There will be doors.
Went to get my taxes done. This year and next year, because of my mother’s passing and because of delays in getting her holdings transferred to my name, I have tax on tax on tax. Not so much to pay, but so much to organize.
We actually have two tax preparers. One is for our simple personal taxes, and one is for Mom and her estate.
That one, the complicated one, is Rodefer Moss, in the Beanblossom Building. They’re lovely people; Mom had her taxes done with them for years, which is one of the reasons I’m having them do her and her estate’s taxes. They’re also into complicated stuff, so I feel comfortable with them.
As comfortable as one can be with taxes.

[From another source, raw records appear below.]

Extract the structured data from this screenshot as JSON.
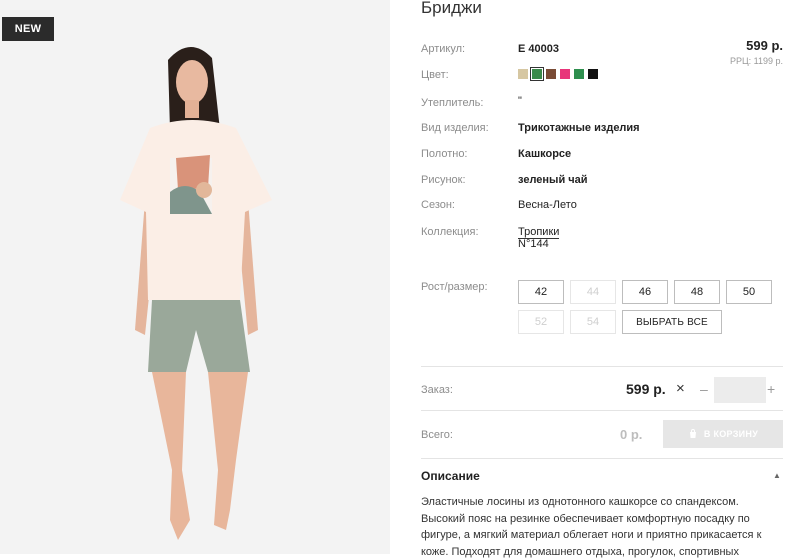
{
  "badge": "NEW",
  "product": {
    "title": "Бриджи",
    "price": "599 р.",
    "rrp": "РРЦ: 1199 р."
  },
  "attributes": {
    "article_label": "Артикул:",
    "article_value": "Е 40003",
    "color_label": "Цвет:",
    "insulation_label": "Утеплитель:",
    "insulation_value": "\"",
    "type_label": "Вид изделия:",
    "type_value": "Трикотажные изделия",
    "fabric_label": "Полотно:",
    "fabric_value": "Кашкорсе",
    "pattern_label": "Рисунок:",
    "pattern_value": "зеленый чай",
    "season_label": "Сезон:",
    "season_value": "Весна-Лето",
    "collection_label": "Коллекция:",
    "collection_value": "Тропики",
    "collection_number": "N°144"
  },
  "colors": [
    "#d6c7a2",
    "#3a8a4a",
    "#7a4b35",
    "#e8357a",
    "#2e8f4e",
    "#111111"
  ],
  "sizes_label": "Рост/размер:",
  "sizes": [
    {
      "label": "42",
      "disabled": false
    },
    {
      "label": "44",
      "disabled": true
    },
    {
      "label": "46",
      "disabled": false
    },
    {
      "label": "48",
      "disabled": false
    },
    {
      "label": "50",
      "disabled": false
    },
    {
      "label": "52",
      "disabled": true
    },
    {
      "label": "54",
      "disabled": true
    }
  ],
  "select_all": "ВЫБРАТЬ ВСЕ",
  "order": {
    "label": "Заказ:",
    "price": "599 р.",
    "times": "×",
    "minus": "–",
    "plus": "+",
    "qty": ""
  },
  "total": {
    "label": "Всего:",
    "value": "0 р.",
    "cart_button": "В КОРЗИНУ"
  },
  "description": {
    "title": "Описание",
    "text": "Эластичные лосины из однотонного кашкорсе со спандексом. Высокий пояс на резинке обеспечивает комфортную посадку по фигуре, а мягкий материал облегает ноги и приятно прикасается к коже. Подходят для домашнего отдыха, прогулок, спортивных"
  }
}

Gorgeous building. Click on any photo in the gallery below to view the pictures.
For you history heads, the plaque on the side of the building says:
The Dream Theatre is shown on the left and the John Tipton cabin is on the right. The cabin was later razed to make room for the Miles Building.
This two-story brick building was built by Emmett Beanblossom in 1911. Originally designed with two storefronts and an upstairs apartment, The Dream Theatre was located in the west downstairs room until 1930when it moved to 205 Nort Capital Avenue. Popular films at the time were Westerns with Tom Mix and comedies with Charlie Chaplin. The Quaker Maid Grocery opened in the east section in 1924, folowed by the A & P Grocery. The A & P moved in September of 1931 to the northwest corner of Capital and Chestnut Streets.
After 1930, Emmett Beanblossom and his sons, Noble and Ira, operated a funeral parlor here. The building was sold to Sam Foley in August of 1943, and the Beanblossoms moved their business to Oak Street. Mr. Foley operated a three-chair barbershop on the first floor while his wife maintained a beauty parlor on the second floor. In later years, the Lincoln Hills Restaurant and the Indiana License Bureau were located on the first floor.
Thursday Doors is the brainchild of Norm Frampton, photographer extraordinaire. Visit his site, enjoy his wonderful photographs, do what he says, and enter a world of doors.
A WRITING PROMPT FROM ME TO YOU: Who does your main character’s taxes?